Sarah Truitt joined the National Renewable Energy Laboratory (NREL) in 2010 and spent her first four years in program management, working closely with the DOE Solar Energy Technologies Office and NREL researchers.  Since 2014, she has been leading innovative programs across many areas of the lab including piloting new methods of doing business with small and large businesses and international organizations. Sarah joined the Energy Systems Integration Facility (ESIF) Operations Center in 2017 and is the user program manager there. She completed her undergraduate studies at the University of Colorado Boulder and received an MBA degree from the George Washington University.

What inspired you to work in STEM?

I moved to San Francisco in 2001, just in time for the dot-com bust, rolling electricity brownouts, and the bankruptcy of one of the state’s major utilities. This confluence of events led me to the solar industry, where I set out to learn everything I could about photovoltaic technologies and how they could help mitigate the electricity crisis of the time.  

What excites you about your work at the Energy Department?

The Energy Department provides the opportunity to learn about all sorts of technologies. I am especially interested in how new technologies intersect with economics and policy. Working to advance the adoption of new technologies and speed up the commercialization timeline is incredibly rewarding. I love working for DOE, because the agency has the means to make meaningful impact. 

How can our country engage more women, girls, and other underrepresented groups in STEM?

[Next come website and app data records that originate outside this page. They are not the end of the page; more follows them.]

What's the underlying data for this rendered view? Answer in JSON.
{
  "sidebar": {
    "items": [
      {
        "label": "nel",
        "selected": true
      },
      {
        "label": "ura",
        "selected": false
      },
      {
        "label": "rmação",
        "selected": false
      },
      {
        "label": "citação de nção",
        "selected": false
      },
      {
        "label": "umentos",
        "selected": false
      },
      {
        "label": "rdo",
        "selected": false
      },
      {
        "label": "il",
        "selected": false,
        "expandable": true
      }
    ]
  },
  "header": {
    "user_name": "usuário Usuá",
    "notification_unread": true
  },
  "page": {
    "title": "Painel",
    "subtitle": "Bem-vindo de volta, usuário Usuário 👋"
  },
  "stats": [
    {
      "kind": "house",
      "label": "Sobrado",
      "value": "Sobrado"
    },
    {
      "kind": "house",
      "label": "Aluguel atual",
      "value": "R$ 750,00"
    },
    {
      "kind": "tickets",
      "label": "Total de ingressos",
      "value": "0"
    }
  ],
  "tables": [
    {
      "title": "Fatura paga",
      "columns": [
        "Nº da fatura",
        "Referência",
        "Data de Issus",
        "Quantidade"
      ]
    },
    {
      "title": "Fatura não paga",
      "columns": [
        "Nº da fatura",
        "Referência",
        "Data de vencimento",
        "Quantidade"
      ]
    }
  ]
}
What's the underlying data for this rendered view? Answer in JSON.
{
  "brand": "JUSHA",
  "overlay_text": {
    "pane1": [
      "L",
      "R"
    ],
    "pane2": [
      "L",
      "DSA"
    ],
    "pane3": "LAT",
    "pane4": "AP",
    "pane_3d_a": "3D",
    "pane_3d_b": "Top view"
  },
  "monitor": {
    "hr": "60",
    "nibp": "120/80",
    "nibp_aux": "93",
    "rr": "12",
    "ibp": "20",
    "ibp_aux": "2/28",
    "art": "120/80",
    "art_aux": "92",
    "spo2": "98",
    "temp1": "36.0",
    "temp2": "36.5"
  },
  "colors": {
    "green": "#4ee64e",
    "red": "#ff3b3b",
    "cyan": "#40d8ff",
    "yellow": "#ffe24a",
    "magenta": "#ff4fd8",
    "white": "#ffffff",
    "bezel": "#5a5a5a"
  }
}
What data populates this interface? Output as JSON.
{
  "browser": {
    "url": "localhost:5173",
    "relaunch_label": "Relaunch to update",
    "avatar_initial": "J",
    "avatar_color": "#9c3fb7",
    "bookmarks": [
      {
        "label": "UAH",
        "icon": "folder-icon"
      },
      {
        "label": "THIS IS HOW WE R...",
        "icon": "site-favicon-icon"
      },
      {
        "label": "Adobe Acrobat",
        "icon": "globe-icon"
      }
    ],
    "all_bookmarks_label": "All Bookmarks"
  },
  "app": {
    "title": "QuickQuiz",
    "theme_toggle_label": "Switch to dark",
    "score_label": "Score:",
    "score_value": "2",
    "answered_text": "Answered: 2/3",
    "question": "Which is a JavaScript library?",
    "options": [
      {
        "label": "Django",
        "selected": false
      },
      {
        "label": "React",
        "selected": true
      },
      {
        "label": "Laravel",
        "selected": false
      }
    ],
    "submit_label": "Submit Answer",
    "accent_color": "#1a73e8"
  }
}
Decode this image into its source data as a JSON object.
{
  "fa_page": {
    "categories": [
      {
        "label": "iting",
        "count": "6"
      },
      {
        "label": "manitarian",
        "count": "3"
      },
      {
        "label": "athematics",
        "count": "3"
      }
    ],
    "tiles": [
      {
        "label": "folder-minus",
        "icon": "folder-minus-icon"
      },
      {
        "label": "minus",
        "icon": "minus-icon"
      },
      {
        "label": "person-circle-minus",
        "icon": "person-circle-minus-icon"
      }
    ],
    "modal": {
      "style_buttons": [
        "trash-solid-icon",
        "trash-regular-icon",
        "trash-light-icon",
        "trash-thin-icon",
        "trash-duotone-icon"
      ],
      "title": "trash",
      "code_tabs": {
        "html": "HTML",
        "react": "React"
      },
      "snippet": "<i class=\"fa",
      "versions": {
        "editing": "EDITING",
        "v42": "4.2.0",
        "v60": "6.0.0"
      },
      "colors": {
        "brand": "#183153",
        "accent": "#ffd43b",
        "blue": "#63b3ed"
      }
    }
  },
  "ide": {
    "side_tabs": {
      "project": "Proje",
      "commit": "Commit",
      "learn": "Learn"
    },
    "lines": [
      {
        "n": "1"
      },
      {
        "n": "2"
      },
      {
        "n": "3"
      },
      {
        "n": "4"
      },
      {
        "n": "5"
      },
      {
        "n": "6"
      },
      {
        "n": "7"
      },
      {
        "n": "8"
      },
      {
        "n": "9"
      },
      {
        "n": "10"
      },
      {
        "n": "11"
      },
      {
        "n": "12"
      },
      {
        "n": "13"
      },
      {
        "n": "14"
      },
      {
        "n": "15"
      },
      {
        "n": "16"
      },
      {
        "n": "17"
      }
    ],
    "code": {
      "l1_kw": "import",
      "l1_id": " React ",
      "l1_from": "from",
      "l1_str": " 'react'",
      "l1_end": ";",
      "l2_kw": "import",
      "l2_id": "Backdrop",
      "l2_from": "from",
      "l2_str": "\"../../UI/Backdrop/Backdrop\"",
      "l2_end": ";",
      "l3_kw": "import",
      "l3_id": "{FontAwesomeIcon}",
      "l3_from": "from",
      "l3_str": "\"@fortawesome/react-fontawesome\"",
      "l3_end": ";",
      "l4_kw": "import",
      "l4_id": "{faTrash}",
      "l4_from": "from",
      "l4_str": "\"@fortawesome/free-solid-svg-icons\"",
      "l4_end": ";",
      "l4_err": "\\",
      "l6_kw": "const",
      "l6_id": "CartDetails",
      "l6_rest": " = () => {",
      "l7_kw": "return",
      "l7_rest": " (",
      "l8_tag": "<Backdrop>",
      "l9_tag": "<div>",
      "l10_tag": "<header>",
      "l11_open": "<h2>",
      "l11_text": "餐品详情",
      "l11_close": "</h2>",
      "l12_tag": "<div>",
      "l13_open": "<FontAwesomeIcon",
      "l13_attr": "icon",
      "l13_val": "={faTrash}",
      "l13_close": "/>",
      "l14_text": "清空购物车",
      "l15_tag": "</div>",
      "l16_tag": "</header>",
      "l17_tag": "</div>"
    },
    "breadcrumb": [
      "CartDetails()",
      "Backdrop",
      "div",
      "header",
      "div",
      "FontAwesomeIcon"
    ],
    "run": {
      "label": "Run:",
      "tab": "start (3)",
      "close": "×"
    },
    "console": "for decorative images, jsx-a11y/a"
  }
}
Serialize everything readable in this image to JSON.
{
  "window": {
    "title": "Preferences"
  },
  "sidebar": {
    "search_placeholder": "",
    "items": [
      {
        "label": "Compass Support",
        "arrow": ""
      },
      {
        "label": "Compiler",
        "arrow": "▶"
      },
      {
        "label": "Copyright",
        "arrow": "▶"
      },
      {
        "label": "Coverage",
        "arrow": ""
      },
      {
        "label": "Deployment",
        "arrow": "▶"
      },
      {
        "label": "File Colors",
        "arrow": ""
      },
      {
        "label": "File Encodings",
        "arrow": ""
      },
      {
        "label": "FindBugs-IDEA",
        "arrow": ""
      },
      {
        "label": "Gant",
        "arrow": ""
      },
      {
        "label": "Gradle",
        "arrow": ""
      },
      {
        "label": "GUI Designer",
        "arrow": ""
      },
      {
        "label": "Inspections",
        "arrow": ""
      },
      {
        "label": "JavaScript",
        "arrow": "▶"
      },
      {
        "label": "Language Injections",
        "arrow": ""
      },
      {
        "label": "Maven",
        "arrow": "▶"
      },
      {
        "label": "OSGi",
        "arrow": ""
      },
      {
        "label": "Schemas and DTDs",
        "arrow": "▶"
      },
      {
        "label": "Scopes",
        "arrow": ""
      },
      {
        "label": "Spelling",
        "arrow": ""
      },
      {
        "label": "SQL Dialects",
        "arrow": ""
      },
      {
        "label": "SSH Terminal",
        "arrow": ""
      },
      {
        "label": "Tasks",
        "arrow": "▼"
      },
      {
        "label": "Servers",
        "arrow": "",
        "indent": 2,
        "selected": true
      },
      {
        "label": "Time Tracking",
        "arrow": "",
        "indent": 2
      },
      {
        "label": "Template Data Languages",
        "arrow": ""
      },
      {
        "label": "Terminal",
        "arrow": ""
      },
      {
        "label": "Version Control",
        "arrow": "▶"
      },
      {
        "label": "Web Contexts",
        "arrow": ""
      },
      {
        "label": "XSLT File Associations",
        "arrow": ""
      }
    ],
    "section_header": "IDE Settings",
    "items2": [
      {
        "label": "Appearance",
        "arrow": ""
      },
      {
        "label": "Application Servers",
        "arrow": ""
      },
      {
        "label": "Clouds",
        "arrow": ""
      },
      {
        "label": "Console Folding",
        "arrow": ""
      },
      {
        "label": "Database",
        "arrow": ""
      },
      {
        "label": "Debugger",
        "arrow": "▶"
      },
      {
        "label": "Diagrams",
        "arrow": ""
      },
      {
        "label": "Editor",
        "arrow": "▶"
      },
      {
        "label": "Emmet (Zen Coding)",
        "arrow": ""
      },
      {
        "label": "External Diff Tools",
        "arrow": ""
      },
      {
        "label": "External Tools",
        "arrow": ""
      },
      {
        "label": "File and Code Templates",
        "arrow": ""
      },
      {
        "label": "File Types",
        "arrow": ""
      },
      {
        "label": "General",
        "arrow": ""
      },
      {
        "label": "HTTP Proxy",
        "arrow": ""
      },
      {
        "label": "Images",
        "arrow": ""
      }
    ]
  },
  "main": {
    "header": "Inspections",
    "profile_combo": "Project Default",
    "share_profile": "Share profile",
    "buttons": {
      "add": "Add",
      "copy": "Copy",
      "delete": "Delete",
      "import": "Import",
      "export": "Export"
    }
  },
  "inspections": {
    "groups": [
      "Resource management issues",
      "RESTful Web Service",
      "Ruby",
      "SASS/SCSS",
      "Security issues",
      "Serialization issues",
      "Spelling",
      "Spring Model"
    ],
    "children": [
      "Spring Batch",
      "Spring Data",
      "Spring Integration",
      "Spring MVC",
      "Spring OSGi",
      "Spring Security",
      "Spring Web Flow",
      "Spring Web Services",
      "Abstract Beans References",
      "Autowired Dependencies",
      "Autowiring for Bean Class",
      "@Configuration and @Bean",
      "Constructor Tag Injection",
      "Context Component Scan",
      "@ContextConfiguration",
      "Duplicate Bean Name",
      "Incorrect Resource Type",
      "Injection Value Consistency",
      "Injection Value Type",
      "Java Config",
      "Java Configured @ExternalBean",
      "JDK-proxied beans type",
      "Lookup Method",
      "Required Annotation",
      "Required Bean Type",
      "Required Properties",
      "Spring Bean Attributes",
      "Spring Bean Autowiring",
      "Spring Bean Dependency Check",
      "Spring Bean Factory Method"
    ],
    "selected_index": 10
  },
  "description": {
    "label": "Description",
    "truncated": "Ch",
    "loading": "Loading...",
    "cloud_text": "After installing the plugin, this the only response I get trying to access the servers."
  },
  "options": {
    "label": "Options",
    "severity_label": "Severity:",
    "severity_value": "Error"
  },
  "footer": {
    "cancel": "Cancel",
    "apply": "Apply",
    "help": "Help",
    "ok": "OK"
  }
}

Exposing girls to STEM early, in a fun and engaging way, is critical. Seeing women who work in these fields is valuable as well. Young girls need strong female role models, so they begin to see themselves as future engineers, mathematicians, and scientists. 

Do you have tips you'd recommend for someone looking to enter your field of work?

Don’t be afraid to take risks, learn about a new technology, or try a new discipline. More and more, this area of work requires an understanding of multiple disciplines. 

When you have free time, what are your hobbies?

My hobbies are snowboarding, mountain biking, and gardening.

 

Learn more about our programs & resources for women and girls in STEM at http://www.energy.gov/women